• Work required
Would you go through the records below and copy each line with the string "enabled"?
═══ Given information
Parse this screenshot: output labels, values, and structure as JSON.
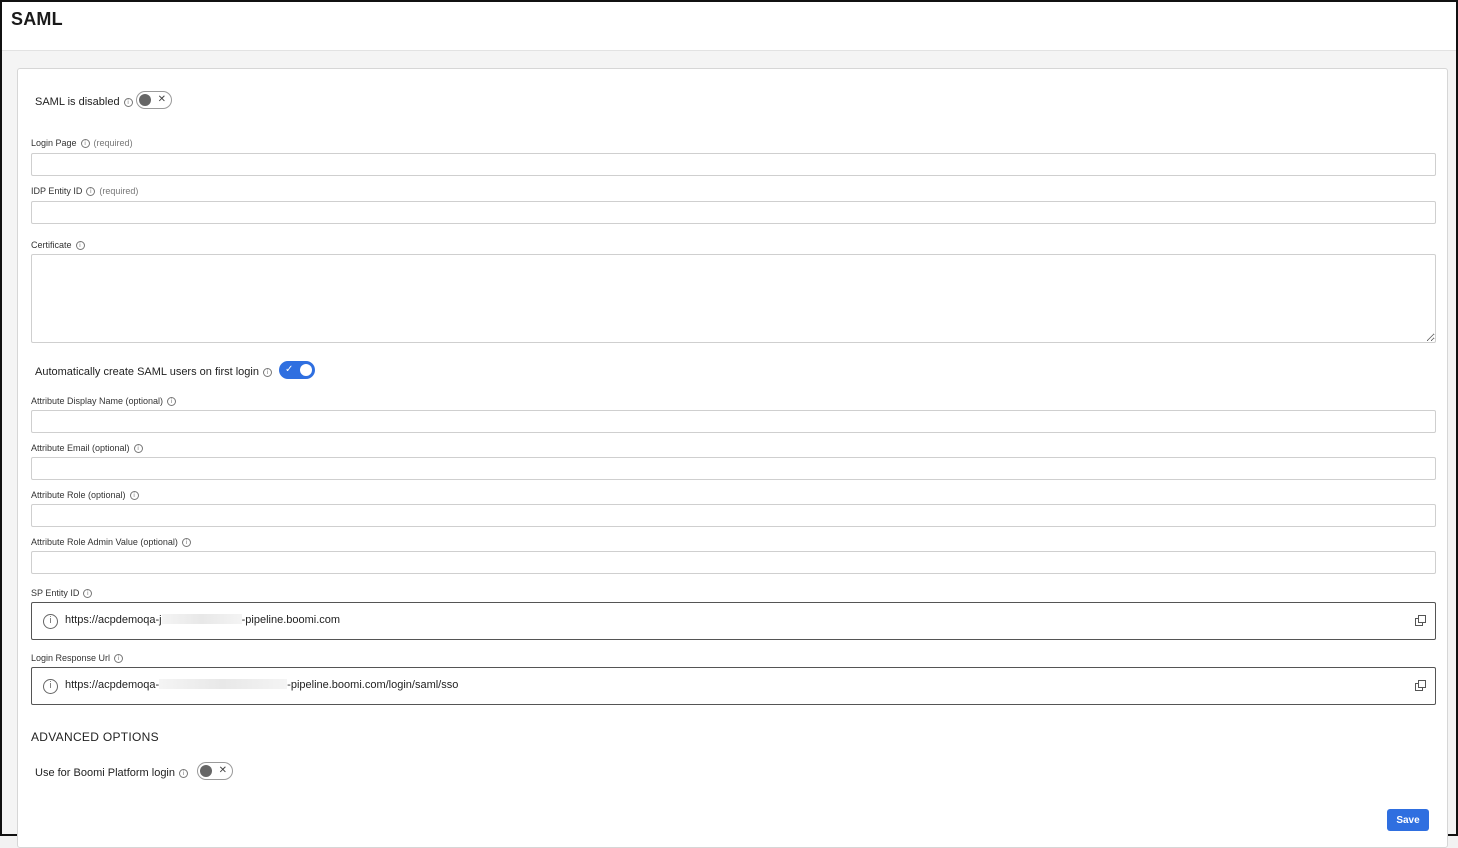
{
  "page": {
    "title": "SAML"
  },
  "saml_toggle": {
    "label": "SAML is disabled",
    "enabled": false,
    "off_mark": "✕"
  },
  "fields": {
    "login_page": {
      "label": "Login Page",
      "note": "(required)",
      "value": ""
    },
    "idp_entity_id": {
      "label": "IDP Entity ID",
      "note": "(required)",
      "value": ""
    },
    "certificate": {
      "label": "Certificate",
      "value": ""
    },
    "attr_display_name": {
      "label": "Attribute Display Name (optional)",
      "value": ""
    },
    "attr_email": {
      "label": "Attribute Email (optional)",
      "value": ""
    },
    "attr_role": {
      "label": "Attribute Role (optional)",
      "value": ""
    },
    "attr_role_admin": {
      "label": "Attribute Role Admin Value (optional)",
      "value": ""
    }
  },
  "auto_create": {
    "label": "Automatically create SAML users on first login",
    "enabled": true,
    "on_mark": "✓"
  },
  "sp_entity_id": {
    "label": "SP Entity ID",
    "value_start": "https://acpdemoqa-j",
    "value_end": "-pipeline.boomi.com"
  },
  "login_response_url": {
    "label": "Login Response Url",
    "value_start": "https://acpdemoqa-",
    "value_end": "-pipeline.boomi.com/login/saml/sso"
  },
  "advanced": {
    "title": "ADVANCED OPTIONS",
    "platform_login": {
      "label": "Use for Boomi Platform login",
      "enabled": false,
      "off_mark": "✕"
    }
  },
  "actions": {
    "save_label": "Save"
  },
  "colors": {
    "accent": "#2f6fe0",
    "border": "#cfcfcf",
    "text": "#222222"
  },
  "icons": {
    "info": "info-circle-icon",
    "copy": "copy-icon"
  }
}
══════
• Written solution
    "enabled": false,
    "enabled": true,
      "enabled": false,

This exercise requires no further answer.